— Exercise goal —
The reply should consist of one number, which is how many lines in the material below contain "Сохранённые".

Segment Open

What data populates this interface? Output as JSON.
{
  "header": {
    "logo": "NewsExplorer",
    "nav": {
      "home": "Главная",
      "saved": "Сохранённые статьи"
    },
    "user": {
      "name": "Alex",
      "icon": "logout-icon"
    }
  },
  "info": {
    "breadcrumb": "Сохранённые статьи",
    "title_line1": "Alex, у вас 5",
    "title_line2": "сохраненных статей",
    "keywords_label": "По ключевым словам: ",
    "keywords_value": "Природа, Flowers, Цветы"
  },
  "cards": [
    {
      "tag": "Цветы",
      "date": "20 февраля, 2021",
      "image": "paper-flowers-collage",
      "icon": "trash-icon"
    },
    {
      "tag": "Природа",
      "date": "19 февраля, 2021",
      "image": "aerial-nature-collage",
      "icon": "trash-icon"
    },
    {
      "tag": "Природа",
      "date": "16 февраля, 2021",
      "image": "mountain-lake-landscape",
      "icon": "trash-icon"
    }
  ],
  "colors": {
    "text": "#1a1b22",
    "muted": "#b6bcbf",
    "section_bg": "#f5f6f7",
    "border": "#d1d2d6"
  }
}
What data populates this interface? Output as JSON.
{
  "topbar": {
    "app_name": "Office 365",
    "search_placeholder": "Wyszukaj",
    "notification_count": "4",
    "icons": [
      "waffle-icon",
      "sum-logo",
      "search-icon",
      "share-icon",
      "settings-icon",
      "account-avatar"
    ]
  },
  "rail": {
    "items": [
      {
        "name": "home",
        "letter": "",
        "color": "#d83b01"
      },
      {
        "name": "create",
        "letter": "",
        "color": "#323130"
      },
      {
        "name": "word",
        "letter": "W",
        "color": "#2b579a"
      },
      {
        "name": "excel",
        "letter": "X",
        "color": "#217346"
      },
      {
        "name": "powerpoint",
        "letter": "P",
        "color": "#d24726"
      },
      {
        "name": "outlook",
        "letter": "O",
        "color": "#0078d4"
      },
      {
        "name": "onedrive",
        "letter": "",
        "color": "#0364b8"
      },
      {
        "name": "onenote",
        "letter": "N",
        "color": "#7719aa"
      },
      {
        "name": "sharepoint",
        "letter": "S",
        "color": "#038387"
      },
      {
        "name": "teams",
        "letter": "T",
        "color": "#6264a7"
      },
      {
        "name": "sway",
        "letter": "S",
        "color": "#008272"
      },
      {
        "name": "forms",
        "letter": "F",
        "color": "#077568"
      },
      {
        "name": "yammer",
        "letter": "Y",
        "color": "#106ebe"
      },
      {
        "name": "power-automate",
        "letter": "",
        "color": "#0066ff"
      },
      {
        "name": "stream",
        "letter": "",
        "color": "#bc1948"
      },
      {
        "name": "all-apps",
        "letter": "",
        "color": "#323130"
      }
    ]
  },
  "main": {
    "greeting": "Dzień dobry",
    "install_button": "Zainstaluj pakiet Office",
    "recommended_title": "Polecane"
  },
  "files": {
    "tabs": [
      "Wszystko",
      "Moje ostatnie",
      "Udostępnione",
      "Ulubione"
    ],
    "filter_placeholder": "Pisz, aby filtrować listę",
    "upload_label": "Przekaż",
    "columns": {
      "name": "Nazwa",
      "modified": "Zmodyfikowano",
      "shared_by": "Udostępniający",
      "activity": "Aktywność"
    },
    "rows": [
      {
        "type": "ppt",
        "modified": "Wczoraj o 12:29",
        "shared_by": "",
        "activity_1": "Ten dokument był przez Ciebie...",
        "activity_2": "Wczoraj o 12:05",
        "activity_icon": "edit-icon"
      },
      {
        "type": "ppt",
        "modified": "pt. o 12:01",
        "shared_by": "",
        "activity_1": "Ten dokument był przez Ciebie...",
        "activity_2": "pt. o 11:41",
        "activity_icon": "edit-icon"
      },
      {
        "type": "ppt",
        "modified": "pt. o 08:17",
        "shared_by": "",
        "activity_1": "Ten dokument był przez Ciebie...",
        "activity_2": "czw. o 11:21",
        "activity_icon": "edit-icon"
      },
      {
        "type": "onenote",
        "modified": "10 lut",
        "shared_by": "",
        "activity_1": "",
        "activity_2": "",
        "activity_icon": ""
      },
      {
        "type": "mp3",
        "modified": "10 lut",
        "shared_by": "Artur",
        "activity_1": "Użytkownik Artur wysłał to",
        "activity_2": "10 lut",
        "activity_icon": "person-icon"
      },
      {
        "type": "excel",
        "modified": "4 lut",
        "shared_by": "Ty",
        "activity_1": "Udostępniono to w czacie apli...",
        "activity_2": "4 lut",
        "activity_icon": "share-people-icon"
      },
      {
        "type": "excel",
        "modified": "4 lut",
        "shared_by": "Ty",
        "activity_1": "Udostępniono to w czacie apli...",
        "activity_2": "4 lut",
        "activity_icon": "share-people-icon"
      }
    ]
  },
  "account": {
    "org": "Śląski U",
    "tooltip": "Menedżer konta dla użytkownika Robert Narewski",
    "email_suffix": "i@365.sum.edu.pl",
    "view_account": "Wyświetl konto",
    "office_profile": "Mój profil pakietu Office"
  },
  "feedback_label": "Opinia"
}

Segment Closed

— Exercise output —
2